King declared, "We are very excited to be in business with Barbra Streisand and her company, since they have used her considerable influence and compassionate social involvement to deliver to the public dramatic fare exploring some of the urgent issues of our time, issues whose very controversy has made them rare subjects of TV movies. We hope to help Barwood enlarge the powerful role it can play in making television a more relevant and engaging stage. Needless to say, Barwood's projects always reflect Ms. Streisand's compelling showmanship."

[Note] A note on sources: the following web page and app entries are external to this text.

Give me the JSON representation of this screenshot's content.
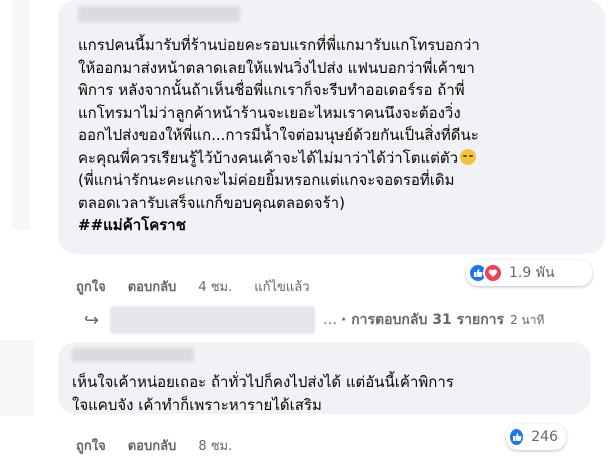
{
  "comments": [
    {
      "lines": [
        "แกรปคนนี้มารับที่ร้านบ่อยคะรอบแรกที่พี่แกมารับแกโทรบอกว่า",
        "ให้ออกมาส่งหน้าตลาดเลยให้แฟนวิ่งไปส่ง แฟนบอกว่าพี่เค้าขา",
        "พิการ หลังจากนั้นถ้าเห็นชื่อพี่แกเราก็จะรีบทำออเดอร์รอ ถ้าพี่",
        "แกโทรมาไม่ว่าลูกค้าหน้าร้านจะเยอะไหมเราคนนึงจะต้องวิ่ง",
        "ออกไปส่งของให้พี่แก...การมีน้ำใจต่อมนุษย์ด้วยกันเป็นสิ่งที่ดีนะ",
        "คะคุณพี่ควรเรียนรู้ไว้บ้างคนเค้าจะได้ไม่มาว่าได้ว่าโตแต่ตัว",
        "(พี่แกน่ารักนะคะแกจะไม่ค่อยยิ้มหรอกแต่แกจะจอดรอที่เดิม",
        "ตลอดเวลารับเสร็จแกก็ขอบคุณตลอดจร้า)"
      ],
      "hashtag": "##แม่ค้าโคราช",
      "reaction_count": "1.9 พัน",
      "like": "ถูกใจ",
      "reply": "ตอบกลับ",
      "time": "4 ชม.",
      "edited": "แก้ไขแล้ว"
    },
    {
      "lines": [
        "เห็นใจเค้าหน่อยเถอะ ถ้าทั่วไปก็คงไปส่งได้ แต่อันนี้เค้าพิการ",
        "ใจแคบจัง เค้าทำก็เพราะหารายได้เสริม"
      ],
      "reaction_count": "246",
      "like": "ถูกใจ",
      "reply": "ตอบกลับ",
      "time": "8 ชม."
    }
  ],
  "replies_row": {
    "arrow": "↪",
    "ellipsis": "…",
    "link": "· การตอบกลับ 31 รายการ",
    "time": "2 นาที"
  },
  "icons": [
    "like-icon",
    "love-icon",
    "reply-arrow-icon",
    "emoji-icon"
  ],
  "colors": {
    "bubble": "#f0f2f5",
    "muted_text": "#65676b",
    "like_blue": "#1877f2",
    "love_red": "#f33e58"
  }
}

In 2008, Allison Waldman interviewed Jeff Freilich, Executive producer of Rescuers, during a visit to the set of Burn Notice, the USA network show he was executive producing. Below is Allison's interview:
Waldman: What was it like working with Barbra Streisand?
Jeff Freilich: Barbra was funny. Barbra is a micro-manager. Barbra was good training for going back to television. [laughs].
The first person I hired was Peter Bogdonavich, because I knew Peter knew Barbra from What’s Up Doc? Barbra’s the one who insisted they hire Peter to direct What’s Up Doc. I know that Peter and Barbra had a wonderful relationship. Being with Peter for years, I’d see him talking to Barbra once a week, for years. So when I hired Peter, the first thing I said was, “Ok what do you think I should do with Barbra?” and he said “don’t send her a movie until it’s finished because she will give you notes until you die,” so that’s what I did. I’d hire directors, we’d shoot a movie, we’d cut the picture, I’d deliver the picture, I’d send her a copy and Barbra would send me back a really nice note. She really liked it. Barbra was just really supportive and what I need Barbra for was her name, because we needed credibly. We’d tape an introduction that Barbra did, and she was wonderful. She’s a good person. She’s really a good person and she and I both have the same reason for making Rescuers. We both wanted to die knowing that we’d made at least one thing that had some kind of weight to it, that wasn’t just pure entertainment. For a New York Jew, I won an awful lot of Christian awards that year. [everyone laughs]. I stood at the pulpit at St. Patrick’s Cathedral, from the Archbishop of New York got an award, it was the biggest award. I made a speech that silenced the crowd. Now that you know me, I’ll just talk a blue streak [everyone laughs], but a Catholic audience of about 3000 people. Fortunately, most of the people in the Rescuers stories were Catholic. Rescuers was a series of six films about Christians who did selfless acts of courage during WWII, during the Holocaust, to save the lives of Jews. It took place in France, Belgium, Holland, Hungary, and Germany. Most of the people who did, they happened to be Catholics. That’s one of the reasons for the Christopher award in New York which is a big award. It’s basically the Catholic’s version of a humanities award. And I said that these stories came from Yad Vashem which is a monument in Israel that honors the over 9000 righteous Christians that were identified during WWII as people who did selfless things to save the lives of Jews. And other people who were victimized by the Nazis. I ended that with “Hopefully, God forbid this should ever happen again, there will be more than just 9000.” But it’s true, it was sadly true. And the only person who came up to me and gave me a hug at the end and told me that he was proud that I said that was the guy who won the award for feature films that year, Robert Duvall. Robert Duvall came up and had made a very Christian movie with The Apostle, and he said “it’s so true, but it’s so sad.” And then each priest and the Archbishop said “somebody had to finally say that.” It’s kind of cool, but yeah, she was a pleasure to work with.
Page Credits: Many thanks to Allison Waldman for her interview with Mr. Freilich.